Better Garbage Collection

You may not have thought much about what the garbage collector does for you. You probably assume it works. You probably also assume that however it operates, it probably has to work that way. So do lots of other people, but it isn't nearly so simple

Garbage collection was once the domain of “unconventional” programming languages such as Lisp and SmallTalk, while programmers working in mainstream languages managed their own memory. Today, garbage collection is mainstream. Both Java and the languages in Microsoft's .NET family use garbage collection, and in addition garbage collection has been retrofitted to C and C++. With this move into the mainstream comes new challenges, and new questions. Does the garbage collector always do the right thing? Can you have memory leaks in garbage collected programs, and if so, what should we be doing about it?

There is also the question of what else the garbage collector might be able to do for you. Even in functional languages, it is possible for the garbage collector to do more, and thereby collect more.

Students will explore two key questions — when do current garbage collection techniques fail and why, and what additional opportunities does the presence of a garbage collector provide. Current garbage collectors employ a number of assumptions about the the way data is used that may not be true for programs written in an imperative style, particularly those programs that make heavy use of arrays and thus do not use pointers to provide indirection.

As garbage collection becomes increasingly prevalent, it becomes more and more important to understand how the application of garbage collection affects traditional imperative algorithms and data structures. Papers in garbage collection appear in various venues, including journals and conferences in the programming languages area as well as specific conferences of memory management (such as ISMM).

Students will produce original research that enhances the state of the art in the area of garbage collection. They will begin by studying the basics of garbage collection, and then examine recent research in the field with a view to developing a topic that can be meaningfully studied in the time available..

Depending on the topic chosen, different paths are possible, but two possible topics would be

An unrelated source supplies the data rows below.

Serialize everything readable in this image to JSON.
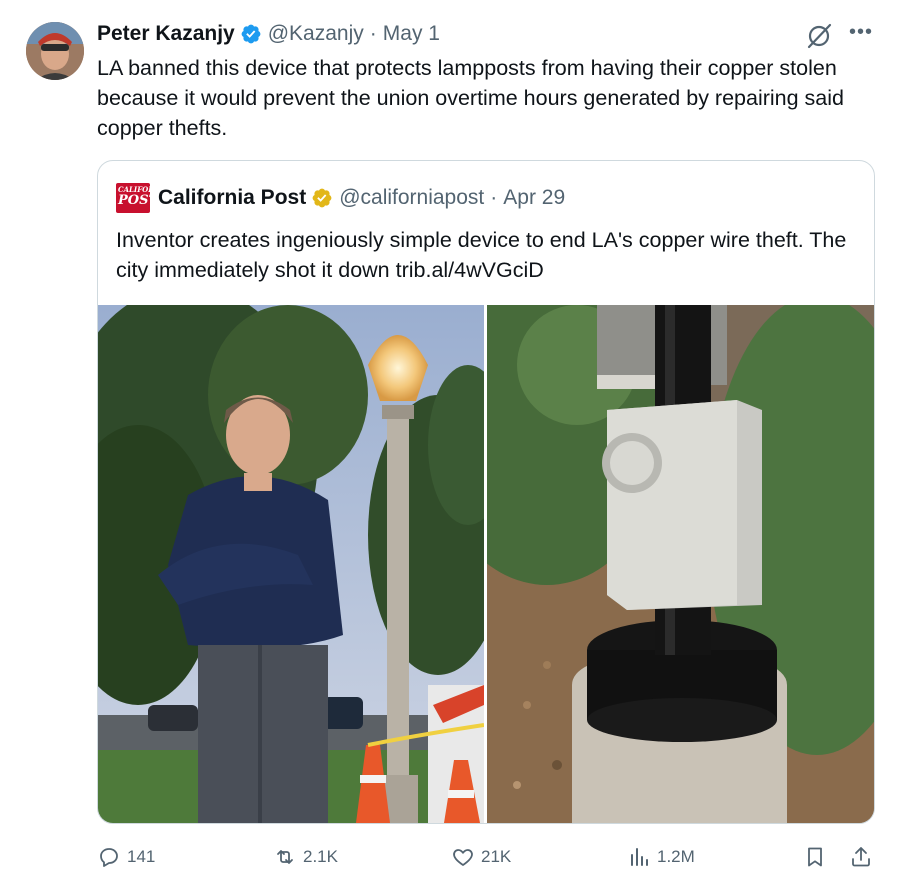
{
  "post": {
    "author_name": "Peter Kazanjy",
    "handle": "@Kazanjy",
    "separator": "·",
    "date": "May 1",
    "text": "LA banned this device that protects lampposts from having their copper stolen because it would prevent the union overtime hours generated by repairing said copper thefts."
  },
  "quote": {
    "logo_line1": "CALIFORNIA",
    "logo_line2": "POST",
    "author_name": "California Post",
    "handle": "@californiapost",
    "separator": "·",
    "date": "Apr 29",
    "text": "Inventor creates ingeniously simple device to end LA's copper wire theft. The city immediately shot it down trib.al/4wVGciD"
  },
  "actions": {
    "replies": "141",
    "reposts": "2.1K",
    "likes": "21K",
    "views": "1.2M"
  },
  "icons": {
    "verified": "verified-badge-icon",
    "gold_verified": "gold-verified-badge-icon",
    "grok": "grok-icon",
    "more": "more-icon",
    "reply": "reply-icon",
    "repost": "repost-icon",
    "like": "heart-icon",
    "views": "views-icon",
    "bookmark": "bookmark-icon",
    "share": "share-icon"
  },
  "colors": {
    "text": "#0f1419",
    "muted": "#536471",
    "verified_blue": "#1d9bf0",
    "verified_gold": "#e2b719",
    "border": "#cfd9de",
    "logo_red": "#c8102e"
  }
}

  1. Developing metrics that can describe the memory behavior of a program. In particular, ways that we can characterize the memory behavior of programs. As things currently stand in the field, there are a number of standard benchmarks that people use to test the performance of memory-management subsystems, yet amazingly, none of these has been shown to be representative of real programs. Without any to describe “what normal is”, we can't know how similar the memory behavior of one program is compared to another, or whether one language is like another or not.
  2. Developing ways to visualize the high-level memory behavior of programs. There are a lot of heap profilers out there that will give you low-level data, but very little that gives you any sense, at a structural level, of what is going on in the heap.
  3. Developing introspective memory-profiling techniques. Although a number of good profilers exist for a variety of languages, they often languish unused. Sometimes this is because you have to use a special version of the runtime system, or recompile the code. Sometimes it is because the profiling system doesn't provide the information we need. In introspective profiling, we collect information without changing the runtime system, using profiling code written in the same language as the target being profiled. (This was the focus of last year's project, and a lot of good progress was made, so we have a very good starting point.)
  4. Implementing and profiling simplifiers for a variety of applications, particularly in the field of functional programming.
  5. Implementing hierarchical garbage collection using blobs (a concept proposed by a previous summer's REU team).

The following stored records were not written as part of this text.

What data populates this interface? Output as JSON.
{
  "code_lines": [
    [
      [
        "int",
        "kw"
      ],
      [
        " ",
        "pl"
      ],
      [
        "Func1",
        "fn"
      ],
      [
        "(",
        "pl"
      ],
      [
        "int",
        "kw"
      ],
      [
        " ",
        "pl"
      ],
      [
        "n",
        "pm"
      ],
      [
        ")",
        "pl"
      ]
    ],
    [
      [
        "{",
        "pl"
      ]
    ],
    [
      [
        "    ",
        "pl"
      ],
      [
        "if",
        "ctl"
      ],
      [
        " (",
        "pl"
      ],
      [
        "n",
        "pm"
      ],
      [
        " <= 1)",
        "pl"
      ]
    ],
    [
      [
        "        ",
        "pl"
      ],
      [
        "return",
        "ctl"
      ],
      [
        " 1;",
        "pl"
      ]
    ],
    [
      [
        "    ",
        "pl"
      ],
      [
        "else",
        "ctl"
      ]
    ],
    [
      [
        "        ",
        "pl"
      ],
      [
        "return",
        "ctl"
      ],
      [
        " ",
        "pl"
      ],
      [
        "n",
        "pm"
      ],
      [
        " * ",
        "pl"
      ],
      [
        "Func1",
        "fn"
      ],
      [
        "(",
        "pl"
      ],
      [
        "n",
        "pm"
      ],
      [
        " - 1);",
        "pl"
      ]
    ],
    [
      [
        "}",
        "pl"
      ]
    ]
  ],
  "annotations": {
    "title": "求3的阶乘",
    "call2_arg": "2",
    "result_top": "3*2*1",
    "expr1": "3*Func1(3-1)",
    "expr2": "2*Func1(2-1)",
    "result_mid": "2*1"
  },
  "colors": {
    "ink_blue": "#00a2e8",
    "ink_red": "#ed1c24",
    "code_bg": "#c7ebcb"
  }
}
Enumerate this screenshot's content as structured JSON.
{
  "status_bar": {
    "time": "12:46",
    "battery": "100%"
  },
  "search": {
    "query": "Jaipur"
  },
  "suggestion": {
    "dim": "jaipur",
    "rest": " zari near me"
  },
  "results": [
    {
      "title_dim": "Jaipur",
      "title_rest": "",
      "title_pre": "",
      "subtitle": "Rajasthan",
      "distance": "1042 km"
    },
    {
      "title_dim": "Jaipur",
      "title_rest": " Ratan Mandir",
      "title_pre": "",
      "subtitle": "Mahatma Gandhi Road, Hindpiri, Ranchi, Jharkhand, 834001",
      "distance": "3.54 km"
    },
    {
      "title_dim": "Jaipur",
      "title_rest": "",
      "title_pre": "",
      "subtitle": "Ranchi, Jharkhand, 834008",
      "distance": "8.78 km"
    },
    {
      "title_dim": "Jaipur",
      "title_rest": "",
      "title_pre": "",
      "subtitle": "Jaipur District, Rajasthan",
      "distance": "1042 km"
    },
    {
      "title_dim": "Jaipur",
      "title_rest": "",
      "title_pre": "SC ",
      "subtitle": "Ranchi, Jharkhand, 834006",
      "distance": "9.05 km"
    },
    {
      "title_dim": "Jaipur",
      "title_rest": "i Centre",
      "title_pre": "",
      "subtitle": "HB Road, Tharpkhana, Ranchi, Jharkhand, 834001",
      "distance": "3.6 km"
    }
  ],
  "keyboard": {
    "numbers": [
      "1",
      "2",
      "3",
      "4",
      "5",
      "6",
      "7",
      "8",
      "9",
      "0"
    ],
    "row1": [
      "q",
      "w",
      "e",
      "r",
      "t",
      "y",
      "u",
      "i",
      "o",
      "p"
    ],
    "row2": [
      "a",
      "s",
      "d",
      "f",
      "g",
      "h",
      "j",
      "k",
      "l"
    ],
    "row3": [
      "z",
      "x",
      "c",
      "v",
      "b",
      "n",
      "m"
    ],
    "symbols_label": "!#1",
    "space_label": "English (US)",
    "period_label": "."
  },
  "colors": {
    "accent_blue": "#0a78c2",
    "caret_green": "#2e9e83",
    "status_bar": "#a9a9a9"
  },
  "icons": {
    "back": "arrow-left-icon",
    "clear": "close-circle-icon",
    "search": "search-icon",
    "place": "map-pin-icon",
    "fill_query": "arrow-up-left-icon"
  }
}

Previous Work

In the REU program for summer 2010, I worked with Julia Astrauckas, Leah Hanson, Aaron Mininger on the first three of these issues, developing aztrace, which I encourage you to read about. Continuing their work would be an awesome way to spend your summer. Also, check out Aaron's testimonal on the REU blog page.

Mentor: Professor Melissa O'Neill

Melissa Melissa has been a professor at Harvey Mudd since 2001. She is particularly interested in topics in the systems area of computer science, specifically parallel and distributed systems and programming languages. Her research is centered on techniques to make programming easier and more reliable. She received her B.Sc. in from the University of East Anglia in England, and her M.Sc. and Ph.D. from Simon Fraser University in Canada. Outside of Computer Science, she has occasionally been found performing hypnosis, defending the scientific view of the world, training cats to do tricks, subvertizing (twisting advertising and media images to her own ends) and watching Japanese anime (particularly Inuyasha).

Required Background

Student researchers on this project will be expected to have a solid background in the systems area, ideally having taken courses on operating systems and programming language design/implementation. Good programming skills are essential, as are good skills in written expression. Experience with functional programming languages such as Standard ML or Haskell is also valuable but not required. Knowledge of statistical techniques may be helpful.